Cohen-de Ricci, col. 768: “Magnifique ouvrage.”

OVIDIUS, [OVID, OVIDE] NASO, PUBLIUS. De Gedaant-Wisselingen van P. Ovidius Naso, in het Latyn en Nederduitsch, Nieulyx vertaald, en te zamen in het Licht gegeven, door Isaak Verburg, …..; nevens Omstandige Aantekeningen tot opheldering der Verdichtselen, Door Antonius Banier, ….. Met een groot getal keurlyke prentverbeeldingen, door B. Picart en andere voorname Meesters gesneeden, vercierd. Te Amsterdam, By R. en J. Wetstein, en W. Smith, 1732. With engraved title, 2 engraved title vignettes, titles printed in red and black, engraved vignette at head of dedication, 124 text engravings and 3 plates with two illustrations each after Lebrun, Picart, Punt and others, by Bouche, Folkema, Van Gunst, Wandelaar, and others. Two volumes in one. [18], 247, [1, blank] pp.; [2], 249-524, [4] pp. Folio. Contemporary blind tooled vellum, spine with raised bands, a bit warped, a bit dirty and soiled, but a fine copy.

€ 1800

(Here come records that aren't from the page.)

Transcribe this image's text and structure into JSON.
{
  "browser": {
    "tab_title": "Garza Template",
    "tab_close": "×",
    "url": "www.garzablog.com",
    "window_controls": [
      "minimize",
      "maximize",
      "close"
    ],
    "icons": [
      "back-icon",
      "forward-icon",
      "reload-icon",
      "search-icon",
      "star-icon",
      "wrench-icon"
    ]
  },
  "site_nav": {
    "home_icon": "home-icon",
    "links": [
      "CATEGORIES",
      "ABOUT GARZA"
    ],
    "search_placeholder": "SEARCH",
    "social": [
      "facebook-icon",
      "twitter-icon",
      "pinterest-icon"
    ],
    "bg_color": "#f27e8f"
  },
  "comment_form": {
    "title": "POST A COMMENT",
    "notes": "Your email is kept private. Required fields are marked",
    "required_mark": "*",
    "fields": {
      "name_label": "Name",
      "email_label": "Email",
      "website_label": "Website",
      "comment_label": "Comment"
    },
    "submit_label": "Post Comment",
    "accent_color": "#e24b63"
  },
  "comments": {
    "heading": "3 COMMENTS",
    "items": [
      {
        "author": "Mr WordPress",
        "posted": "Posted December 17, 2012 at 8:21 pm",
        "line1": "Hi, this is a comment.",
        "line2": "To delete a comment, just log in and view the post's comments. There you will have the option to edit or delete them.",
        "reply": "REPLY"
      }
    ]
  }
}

Cohen-de Ricci, col. 768: “Magnifique ouvrage.”
A magnificent book production, and preferable to the French edition because of the earlier impression of the plates (see Cohen-de Ricci).
Each engraving is followed by a short summary (Inhoudt), followed by the texts in Latin and in Dutch, and followed by the “Verklaring van de [number] Fabel” (Explanation of the Fabel). – Somewhat browned and foxed in places, last leaf of index partly loose but still solid, a good copy with ample margins and good impressions of the plates.
Publius Ovidius Naso (20 March 43 BC – 17/18 AD), known as Ovid in the English-speaking world, was a Roman poet who lived during the reign of Augustus. He was a contemporary of the older Virgil and Horace, with whom he is often ranked as one of the three canonical poets of Latin literature. The Imperial scholar Quintilian considered him the last of the Latin love elegists. He enjoyed enormous popularity, but, in one of the mysteries of literary history, was sent by Augustus into exile in a remote province on the Black Sea, where he remained until his death. Ovid himself attributes his exile to carmen et error, “a poem and a mistake”, but his discretion in discussing the causes has resulted in much speculation among scholars.
The first major Roman poet to begin his career during the reign of Augustus, Ovid is today best known for the Metamorphoses, a 15-book continuous mythological narrative written in the meter of epic, and for works in elegiac couplets such as Ars Amatoria (“The Art of Love”) and Fasti. His poetry was much imitated during Late Antiquity and the Middle Ages, and greatly influenced Western art and literature. The Metamorphoses remains one of the most important sources of classical mythology.